coastal Navigation

Quick Reference

The difference between coastal navigation and pilotage is narrow, but a general definition of the former would be the safe conduct of a ship where the navigator has the land on one side of his course and the open sea on the other, even though he is in fact navigating in what are known as pilotage waters. When a ship is proceeding in sight of a coastline, its navigator need not be in doubt as to his position, for the largest-scale chart of the area will show all landmarks, lighthouses, lightships, buoys, etc., and by taking bearings of objects on shore, and laying them off on the chart, he can fix the ship's position. Where the chart shows only one conspicuous object in a long coastline, a position can be obtained by a running fix. A compass bearing of the object is transferred to the chart and later, when the bearing of the object has altered sufficiently to give an adequate angle of cut, which should preferably not be less than 45°, a second bearing is taken and laid off on the chart.
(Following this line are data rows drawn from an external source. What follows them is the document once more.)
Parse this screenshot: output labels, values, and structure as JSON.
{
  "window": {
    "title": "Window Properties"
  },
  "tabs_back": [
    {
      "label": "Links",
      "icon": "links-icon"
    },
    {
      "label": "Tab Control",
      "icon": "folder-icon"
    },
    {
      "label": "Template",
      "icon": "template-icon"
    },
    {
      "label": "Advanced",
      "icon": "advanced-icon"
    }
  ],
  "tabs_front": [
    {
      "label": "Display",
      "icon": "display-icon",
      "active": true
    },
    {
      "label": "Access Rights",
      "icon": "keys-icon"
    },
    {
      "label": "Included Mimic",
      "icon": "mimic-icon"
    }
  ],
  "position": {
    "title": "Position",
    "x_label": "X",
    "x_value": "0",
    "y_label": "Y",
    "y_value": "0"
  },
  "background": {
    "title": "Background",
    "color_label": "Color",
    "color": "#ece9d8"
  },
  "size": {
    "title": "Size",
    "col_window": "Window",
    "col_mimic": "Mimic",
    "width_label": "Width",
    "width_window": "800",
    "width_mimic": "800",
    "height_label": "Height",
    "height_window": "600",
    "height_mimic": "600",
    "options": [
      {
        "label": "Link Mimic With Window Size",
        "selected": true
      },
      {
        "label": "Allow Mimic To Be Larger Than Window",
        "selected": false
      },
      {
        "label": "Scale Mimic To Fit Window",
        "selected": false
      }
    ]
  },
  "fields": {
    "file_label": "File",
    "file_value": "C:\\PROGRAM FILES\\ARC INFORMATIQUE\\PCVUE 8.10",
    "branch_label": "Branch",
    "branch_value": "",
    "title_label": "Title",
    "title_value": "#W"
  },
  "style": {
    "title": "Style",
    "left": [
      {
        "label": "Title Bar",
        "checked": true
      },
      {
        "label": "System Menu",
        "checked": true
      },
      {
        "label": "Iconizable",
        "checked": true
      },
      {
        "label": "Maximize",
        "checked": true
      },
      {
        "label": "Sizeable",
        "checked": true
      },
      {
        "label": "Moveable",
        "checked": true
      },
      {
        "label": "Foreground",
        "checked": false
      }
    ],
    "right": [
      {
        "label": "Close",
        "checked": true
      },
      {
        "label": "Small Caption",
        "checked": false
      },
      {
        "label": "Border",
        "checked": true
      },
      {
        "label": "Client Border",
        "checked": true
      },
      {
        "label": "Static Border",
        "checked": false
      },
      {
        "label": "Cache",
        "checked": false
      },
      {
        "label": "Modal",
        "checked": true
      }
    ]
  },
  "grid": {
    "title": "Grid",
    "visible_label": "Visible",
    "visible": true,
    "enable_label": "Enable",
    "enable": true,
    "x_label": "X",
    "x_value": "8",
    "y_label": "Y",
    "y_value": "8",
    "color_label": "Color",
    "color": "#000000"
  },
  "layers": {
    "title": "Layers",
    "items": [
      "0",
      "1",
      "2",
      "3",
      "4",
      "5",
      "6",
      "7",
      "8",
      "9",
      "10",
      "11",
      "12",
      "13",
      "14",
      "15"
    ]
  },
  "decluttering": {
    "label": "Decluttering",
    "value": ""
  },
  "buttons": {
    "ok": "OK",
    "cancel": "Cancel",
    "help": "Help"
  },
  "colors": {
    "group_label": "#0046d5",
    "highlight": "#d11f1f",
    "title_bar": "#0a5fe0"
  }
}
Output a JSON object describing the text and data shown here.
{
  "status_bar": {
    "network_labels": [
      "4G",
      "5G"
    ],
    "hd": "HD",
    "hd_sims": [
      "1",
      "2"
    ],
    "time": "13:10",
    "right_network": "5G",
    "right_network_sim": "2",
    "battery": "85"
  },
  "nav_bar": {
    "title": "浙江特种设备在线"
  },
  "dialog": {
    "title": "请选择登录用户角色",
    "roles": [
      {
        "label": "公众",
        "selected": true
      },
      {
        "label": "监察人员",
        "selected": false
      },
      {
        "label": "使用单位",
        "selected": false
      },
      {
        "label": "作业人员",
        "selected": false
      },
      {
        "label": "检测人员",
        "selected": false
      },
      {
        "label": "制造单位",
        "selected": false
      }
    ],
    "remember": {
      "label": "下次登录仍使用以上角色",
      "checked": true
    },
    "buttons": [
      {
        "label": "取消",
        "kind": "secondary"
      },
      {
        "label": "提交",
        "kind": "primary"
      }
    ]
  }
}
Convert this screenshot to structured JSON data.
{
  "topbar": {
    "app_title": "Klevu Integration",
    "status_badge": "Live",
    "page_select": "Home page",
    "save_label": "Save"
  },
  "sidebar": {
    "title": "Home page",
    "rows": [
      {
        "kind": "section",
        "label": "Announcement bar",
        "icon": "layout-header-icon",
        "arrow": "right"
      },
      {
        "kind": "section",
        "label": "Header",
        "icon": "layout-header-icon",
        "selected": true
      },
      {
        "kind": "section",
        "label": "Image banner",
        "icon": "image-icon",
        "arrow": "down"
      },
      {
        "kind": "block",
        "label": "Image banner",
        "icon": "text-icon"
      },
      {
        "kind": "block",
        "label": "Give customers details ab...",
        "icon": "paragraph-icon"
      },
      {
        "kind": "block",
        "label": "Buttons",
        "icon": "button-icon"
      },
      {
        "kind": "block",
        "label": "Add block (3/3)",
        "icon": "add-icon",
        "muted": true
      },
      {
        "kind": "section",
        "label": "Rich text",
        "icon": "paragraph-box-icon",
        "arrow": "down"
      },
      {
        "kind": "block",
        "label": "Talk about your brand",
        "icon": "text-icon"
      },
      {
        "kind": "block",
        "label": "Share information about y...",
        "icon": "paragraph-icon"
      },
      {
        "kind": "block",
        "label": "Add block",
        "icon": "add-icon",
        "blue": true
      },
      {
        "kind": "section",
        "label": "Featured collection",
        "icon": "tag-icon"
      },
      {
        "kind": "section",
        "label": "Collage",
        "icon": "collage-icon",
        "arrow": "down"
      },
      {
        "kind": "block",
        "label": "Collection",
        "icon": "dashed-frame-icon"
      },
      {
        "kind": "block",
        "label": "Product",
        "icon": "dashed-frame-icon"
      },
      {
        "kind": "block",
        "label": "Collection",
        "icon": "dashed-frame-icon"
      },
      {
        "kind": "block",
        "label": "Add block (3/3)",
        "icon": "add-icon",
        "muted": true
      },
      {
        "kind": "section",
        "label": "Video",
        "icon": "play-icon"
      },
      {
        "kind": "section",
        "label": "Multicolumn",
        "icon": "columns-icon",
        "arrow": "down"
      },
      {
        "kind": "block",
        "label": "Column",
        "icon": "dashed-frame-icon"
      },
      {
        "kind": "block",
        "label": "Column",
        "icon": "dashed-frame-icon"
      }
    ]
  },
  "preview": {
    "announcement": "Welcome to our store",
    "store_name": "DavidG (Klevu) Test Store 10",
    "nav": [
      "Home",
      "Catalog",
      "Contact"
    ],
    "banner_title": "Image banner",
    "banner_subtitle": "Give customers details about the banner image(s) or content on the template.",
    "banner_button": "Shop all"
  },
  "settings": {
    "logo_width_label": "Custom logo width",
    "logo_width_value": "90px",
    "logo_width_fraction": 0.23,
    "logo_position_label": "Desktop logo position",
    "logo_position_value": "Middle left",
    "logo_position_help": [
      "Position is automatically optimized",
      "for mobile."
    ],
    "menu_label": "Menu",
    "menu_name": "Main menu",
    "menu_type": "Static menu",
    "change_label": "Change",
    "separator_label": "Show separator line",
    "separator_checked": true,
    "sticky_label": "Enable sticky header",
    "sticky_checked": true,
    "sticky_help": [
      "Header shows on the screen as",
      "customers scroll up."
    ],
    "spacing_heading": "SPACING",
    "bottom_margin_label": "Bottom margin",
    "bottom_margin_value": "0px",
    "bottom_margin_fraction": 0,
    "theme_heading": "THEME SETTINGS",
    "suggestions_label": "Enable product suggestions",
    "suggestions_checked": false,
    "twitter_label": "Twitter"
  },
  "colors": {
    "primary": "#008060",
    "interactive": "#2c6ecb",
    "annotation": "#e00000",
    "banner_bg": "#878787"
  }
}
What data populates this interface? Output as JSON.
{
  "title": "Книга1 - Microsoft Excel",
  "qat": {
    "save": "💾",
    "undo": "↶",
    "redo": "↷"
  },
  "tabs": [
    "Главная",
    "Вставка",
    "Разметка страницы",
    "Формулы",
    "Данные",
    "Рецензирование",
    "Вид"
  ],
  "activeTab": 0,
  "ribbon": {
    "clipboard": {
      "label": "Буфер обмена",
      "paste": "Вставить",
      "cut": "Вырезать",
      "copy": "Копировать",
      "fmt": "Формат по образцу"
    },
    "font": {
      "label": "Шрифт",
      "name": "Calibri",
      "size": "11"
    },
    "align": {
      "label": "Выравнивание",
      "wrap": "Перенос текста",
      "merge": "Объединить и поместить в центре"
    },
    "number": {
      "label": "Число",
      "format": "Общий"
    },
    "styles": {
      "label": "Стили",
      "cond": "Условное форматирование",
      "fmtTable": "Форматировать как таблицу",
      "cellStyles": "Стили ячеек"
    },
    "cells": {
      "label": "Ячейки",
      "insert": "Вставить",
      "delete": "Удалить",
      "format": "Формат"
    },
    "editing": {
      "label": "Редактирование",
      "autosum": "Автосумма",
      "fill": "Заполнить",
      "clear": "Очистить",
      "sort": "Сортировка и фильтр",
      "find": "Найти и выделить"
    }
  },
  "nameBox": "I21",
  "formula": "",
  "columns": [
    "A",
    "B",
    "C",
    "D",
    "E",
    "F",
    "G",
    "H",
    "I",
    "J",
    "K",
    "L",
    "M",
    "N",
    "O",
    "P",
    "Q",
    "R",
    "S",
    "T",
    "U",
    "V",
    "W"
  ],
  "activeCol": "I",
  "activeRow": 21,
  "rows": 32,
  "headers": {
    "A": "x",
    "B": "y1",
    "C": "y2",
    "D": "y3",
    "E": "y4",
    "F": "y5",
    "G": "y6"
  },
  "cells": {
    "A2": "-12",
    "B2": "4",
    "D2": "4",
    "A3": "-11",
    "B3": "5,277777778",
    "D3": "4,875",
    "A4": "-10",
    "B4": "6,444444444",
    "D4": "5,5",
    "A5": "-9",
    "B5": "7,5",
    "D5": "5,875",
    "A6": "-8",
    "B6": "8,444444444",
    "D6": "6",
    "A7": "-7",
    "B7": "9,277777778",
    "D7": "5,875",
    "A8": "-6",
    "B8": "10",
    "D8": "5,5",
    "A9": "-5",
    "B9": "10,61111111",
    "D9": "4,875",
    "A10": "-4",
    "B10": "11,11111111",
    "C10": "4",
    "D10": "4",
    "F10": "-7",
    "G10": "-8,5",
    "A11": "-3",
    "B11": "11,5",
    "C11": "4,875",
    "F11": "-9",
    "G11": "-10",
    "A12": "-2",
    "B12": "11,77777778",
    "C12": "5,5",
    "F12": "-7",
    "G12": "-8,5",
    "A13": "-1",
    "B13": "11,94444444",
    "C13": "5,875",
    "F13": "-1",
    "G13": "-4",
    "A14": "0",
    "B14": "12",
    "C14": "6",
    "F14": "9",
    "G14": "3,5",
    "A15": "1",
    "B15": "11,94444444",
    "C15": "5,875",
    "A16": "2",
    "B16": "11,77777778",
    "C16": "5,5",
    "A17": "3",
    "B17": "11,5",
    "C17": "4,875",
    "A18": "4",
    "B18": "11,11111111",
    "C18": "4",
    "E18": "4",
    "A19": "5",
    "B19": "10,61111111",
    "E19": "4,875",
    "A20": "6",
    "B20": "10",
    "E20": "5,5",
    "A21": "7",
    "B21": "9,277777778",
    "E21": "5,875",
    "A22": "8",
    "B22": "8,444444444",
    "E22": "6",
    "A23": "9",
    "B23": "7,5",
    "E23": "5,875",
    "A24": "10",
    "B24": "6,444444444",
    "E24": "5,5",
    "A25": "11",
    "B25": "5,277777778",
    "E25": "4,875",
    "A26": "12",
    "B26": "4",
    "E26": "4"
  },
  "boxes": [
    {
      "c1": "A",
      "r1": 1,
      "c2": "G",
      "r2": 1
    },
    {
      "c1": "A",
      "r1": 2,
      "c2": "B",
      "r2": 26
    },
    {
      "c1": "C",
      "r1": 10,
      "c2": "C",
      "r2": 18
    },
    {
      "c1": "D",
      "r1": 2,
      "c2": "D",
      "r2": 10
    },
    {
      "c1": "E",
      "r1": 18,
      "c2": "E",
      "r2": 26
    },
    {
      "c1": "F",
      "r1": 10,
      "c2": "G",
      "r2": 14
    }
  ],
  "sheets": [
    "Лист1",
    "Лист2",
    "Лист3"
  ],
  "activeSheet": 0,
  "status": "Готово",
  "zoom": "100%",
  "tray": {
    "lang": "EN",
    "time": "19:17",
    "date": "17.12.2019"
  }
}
The first bearing is then transferred by parallel rulers by the distance the ship has run in the interval between the bearings along the course steered, making due allowance for the distance and direction the ship has been carried by the tide. The point of intersection of the transferred bearing with the second bearing will be the ship's position.

Other methods of fixing the ship's position when in sight of land are by a vertical sextant angle of, for instance, a lighthouse when its height above sea level is known. Simple mathematics, a calculator, or distance-off tables, available in most nautical almanacs, will give the distance off which can then be laid down on the chart on the correct bearing. A horizontal sextant angle between two objects ashore will give a position line which is the arc of a circle on which the ship and the two objects both lie. A second horizontal sextant angle between two other objects gives a similar position line, and again the ship's position is at the point of intersection of the two arcs.

Satellite navigation systems such as GPS, with its high accuracy and flexibility, will solve many of the navigator's problems. Radar, too, will enable him to take bearings and ranges in poor visibility (keeping in mind that the bearings will be less accurate than the ranges).

The cautious navigator will not place complete reliance on buoys, which can occasionally drag their moorings. For the history of navigation see navigation.

Mike Richey

A fix

Running fix

Subjects: Maritime History.

Reference entries